MPS have backed a call for Liz Truss and Kwasi Kwarteng to waive at least £6000 of the golden goodbyes they are entitled to for no longer being ministers.

Labour’s motion went through the Commons ‘on the nod’ without a formal vote.

It followed shadow communities secretary Lisa Nandy telling MPs it was “obscene” that the former Prime Minister was entitled to a severance payment of almost £19,000 after just seven weeks in office, while her Chancellor was “set to rake in £17,000” for even less.

Labour’s censure motion called on the pair to forgo at least £6000 each because of their “mismanagement of the economy while in office”, with the sum said to be equal to average yearly increase in mortgage costs.

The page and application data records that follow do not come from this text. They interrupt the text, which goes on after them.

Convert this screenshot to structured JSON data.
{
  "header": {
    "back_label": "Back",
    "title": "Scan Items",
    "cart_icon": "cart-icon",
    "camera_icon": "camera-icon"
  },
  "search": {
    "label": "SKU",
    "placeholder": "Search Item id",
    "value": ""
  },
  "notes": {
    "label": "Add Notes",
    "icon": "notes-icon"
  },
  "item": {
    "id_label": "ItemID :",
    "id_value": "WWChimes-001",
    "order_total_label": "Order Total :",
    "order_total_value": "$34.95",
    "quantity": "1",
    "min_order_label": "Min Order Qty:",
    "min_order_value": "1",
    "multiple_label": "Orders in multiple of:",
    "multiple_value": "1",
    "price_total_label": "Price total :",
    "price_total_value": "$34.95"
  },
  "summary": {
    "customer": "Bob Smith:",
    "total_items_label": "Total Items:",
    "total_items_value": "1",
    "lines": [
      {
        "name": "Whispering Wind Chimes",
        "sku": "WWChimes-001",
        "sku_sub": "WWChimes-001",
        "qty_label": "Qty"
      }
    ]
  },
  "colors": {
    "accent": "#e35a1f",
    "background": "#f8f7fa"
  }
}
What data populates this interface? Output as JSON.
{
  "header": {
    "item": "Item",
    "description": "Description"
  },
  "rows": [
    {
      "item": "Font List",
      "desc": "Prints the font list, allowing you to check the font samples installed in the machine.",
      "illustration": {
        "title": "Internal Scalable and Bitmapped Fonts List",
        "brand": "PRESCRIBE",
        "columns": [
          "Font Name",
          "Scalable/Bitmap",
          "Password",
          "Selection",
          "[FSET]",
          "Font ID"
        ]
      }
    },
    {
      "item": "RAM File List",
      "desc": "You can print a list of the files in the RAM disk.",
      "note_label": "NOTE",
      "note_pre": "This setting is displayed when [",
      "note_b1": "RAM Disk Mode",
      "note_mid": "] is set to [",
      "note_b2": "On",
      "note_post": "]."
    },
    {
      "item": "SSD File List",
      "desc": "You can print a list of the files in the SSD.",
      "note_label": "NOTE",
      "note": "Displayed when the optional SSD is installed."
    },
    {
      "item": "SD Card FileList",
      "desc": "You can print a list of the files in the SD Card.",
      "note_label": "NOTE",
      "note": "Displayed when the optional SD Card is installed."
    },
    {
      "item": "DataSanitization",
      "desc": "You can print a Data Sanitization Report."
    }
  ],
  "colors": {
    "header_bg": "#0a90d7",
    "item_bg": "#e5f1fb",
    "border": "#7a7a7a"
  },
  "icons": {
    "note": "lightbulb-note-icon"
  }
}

Opposition day motions are not binding, and while past governments always tried to vote them down, recent administrations prefer MPs to abstain in these votes and ignore them.

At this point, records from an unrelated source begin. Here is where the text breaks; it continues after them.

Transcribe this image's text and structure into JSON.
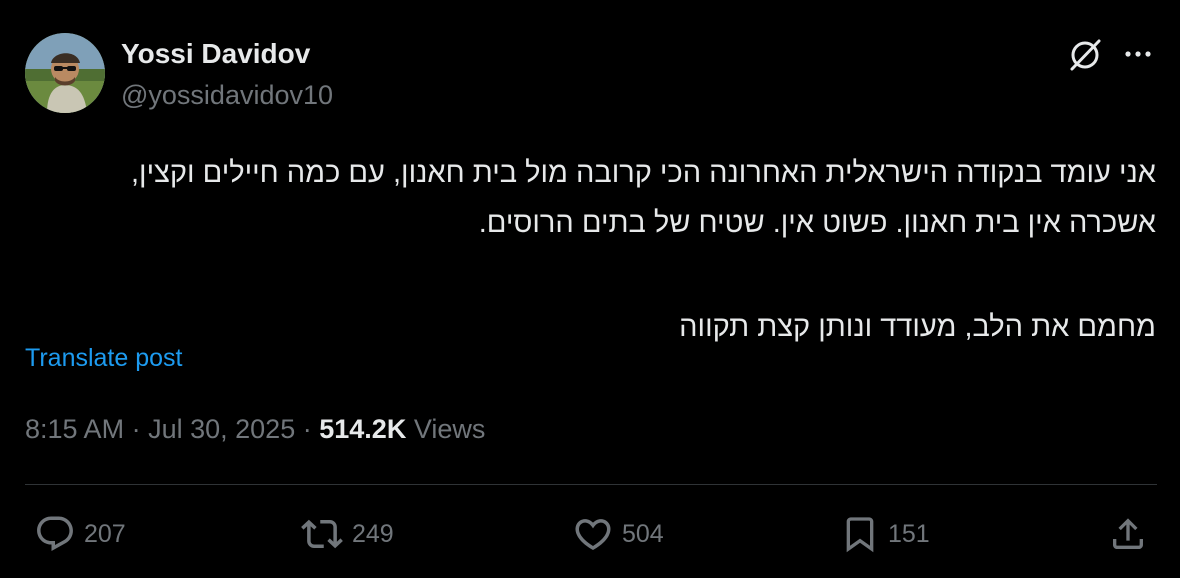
{
  "author": {
    "name": "Yossi Davidov",
    "handle": "@yossidavidov10"
  },
  "post": {
    "lines": [
      "אני עומד בנקודה הישראלית האחרונה הכי קרובה מול בית חאנון, עם כמה חיילים וקצין,",
      "אשכרה אין בית חאנון. פשוט אין. שטיח של בתים הרוסים.",
      "מחמם את הלב, מעודד ונותן קצת תקווה"
    ],
    "translate_label": "Translate post"
  },
  "meta": {
    "time": "8:15 AM",
    "separator": "·",
    "date": "Jul 30, 2025",
    "views_count": "514.2K",
    "views_label": "Views"
  },
  "actions": {
    "replies": "207",
    "reposts": "249",
    "likes": "504",
    "bookmarks": "151"
  },
  "icons": {
    "top_right": [
      "grok-icon",
      "more-icon"
    ],
    "actions": [
      "reply-icon",
      "repost-icon",
      "like-icon",
      "bookmark-icon",
      "share-icon"
    ]
  },
  "colors": {
    "background": "#000000",
    "text": "#e7e9ea",
    "secondary": "#71767b",
    "link": "#1d9bf0",
    "divider": "#2f3336"
  }
}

However Labour said the Commons had not passed a similar censure motion since the 1970s, when such votes were considered binding.

Tory housing minister Lucy Frazer said it was not “appropriate” to make arbitrary demands of individuals in relation to their entitlements, which were entirely at their own discretion.

She said Ms Truss and Mr Kwarteng “both served as ministers for a considerable amount of time before they were made prime minister and chancellor of the exchequer, and they therefore have a statutory entitlement”.

She added: “That’s not to say ministers are not able to waive such payments. That is not a matter for the Government…. (it) is entirely discretionary matter for individuals concerned.”

The housing minister also claimed it was “wholly inaccurate” to blame the mini-budget for mortgage rate increases, leading to jeers and heckles from the opposite benches.

The debate also saw Paul Howell, the Tory MP for Sedgefield, forced to apologise to three frontbench female Labour MPs after he suggested they should “shut up” and listen to him. 

There were gasps as he said: “You have chirped and talked – do you want to hear or do you want to shut up?”. He then immediately apologised.

Deputy Commons Speaker Nigel Evans accepted the apology, but reminded the Opposition: “This isn’t a chat. This is a debate.”

Shadow minister Sarah Owen said later in the debate: “When he tells us to ‘shut up’, no. “When people in this country are suffering, when people in this country cannot afford their bills, and when people in this country cannot get onto the housing ladder, no.

“I will never shut up, because they crashed the economy and we will always and proudly be on the side of ordinary working people. Perhaps maybe he should go away and learn some manners.”